Until a few months ago, the largest thing Sarah Spencer, of Melbourne, Australia, had ever knitted was a baby blanket. But she recently decided to scale things up—astronomically. The result is a vast tapestry of the cosmos, 21 times bigger than her blankets.
Spencer is a software engineer by trade, and pulled this project off by tinkering with a domestic knitting machine from the 1980s. She grabbed star data from publicly available maps, and then designed an algorithm that could translate pixels into stitches in one of three different colors. And then, bang! “Yarn is a fuzzy material to work with,” she says, “so it wasn’t a perfect science.”

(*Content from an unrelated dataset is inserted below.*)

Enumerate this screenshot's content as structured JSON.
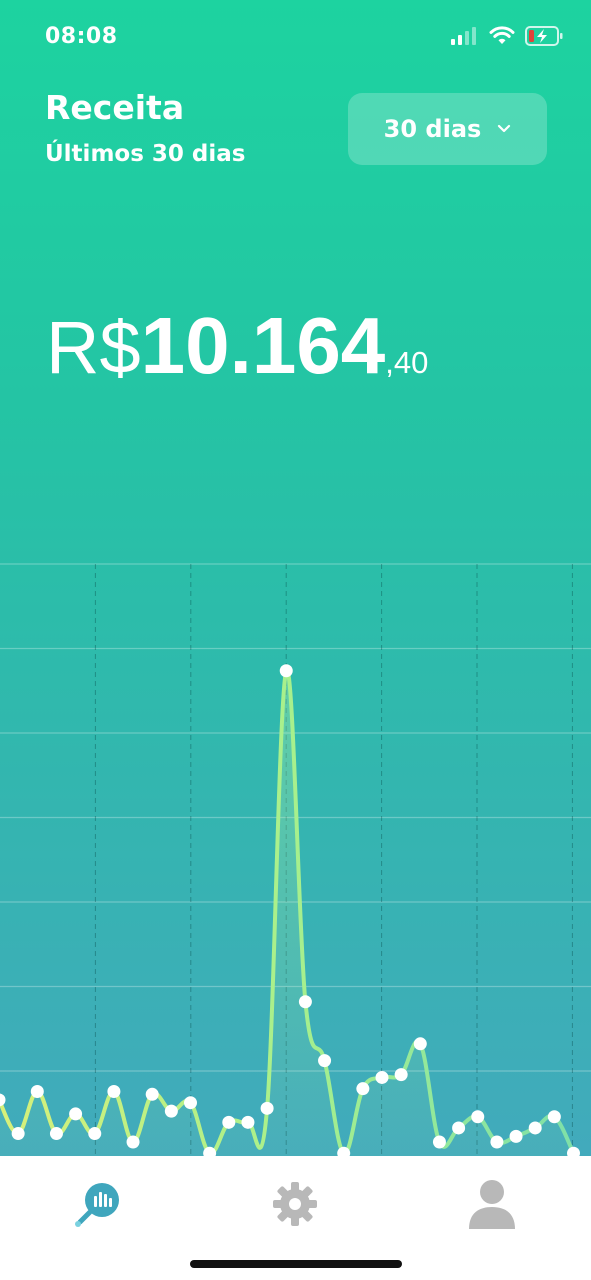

It might not be up to the engineer’s standards for precision, but it includes all 88 constellations, including Spencer’s favorite, Orion. Visible, at various times of year, from both hemispheres, the warrior has been a friendly fixture in the sky for Spencer, “like having a friend from home join me on my travels,” she says. “I was always able to find him whenever I went looking.” The white stars are scaled based on their brightness, and the tapestry includes our close neighbors, including the Sun, Moon, and visible planets. A gray band like a rippling stream represents the Milky Way.
The tapestry is roughly nine by 15 feet, and weighs about 33 pounds. The graphic spans seven separate panels, each of which the machine executed overnight—between dusk and dawn, appropriately. It then took days to stitch them together into a single skyscape.
Spencer debuted her piece at Electromagnetic Field, a camping tech-and-arts festival in the United Kingdom that had offered her a grant to work on the installation. She even arranged the planets to correspond to their locations the night of the festival’s kickoff, on August 31, 2018.
Now that the event is over, Spencer isn’t sure where the map will go next. She hopes to find a home for it that will inspire the next generation of craft- and tech-savvy space nerds. “As a woman in tech, I wanted to create something which would engage young minds in an area of STEM,” she says. It’s sure to inspire makers, too.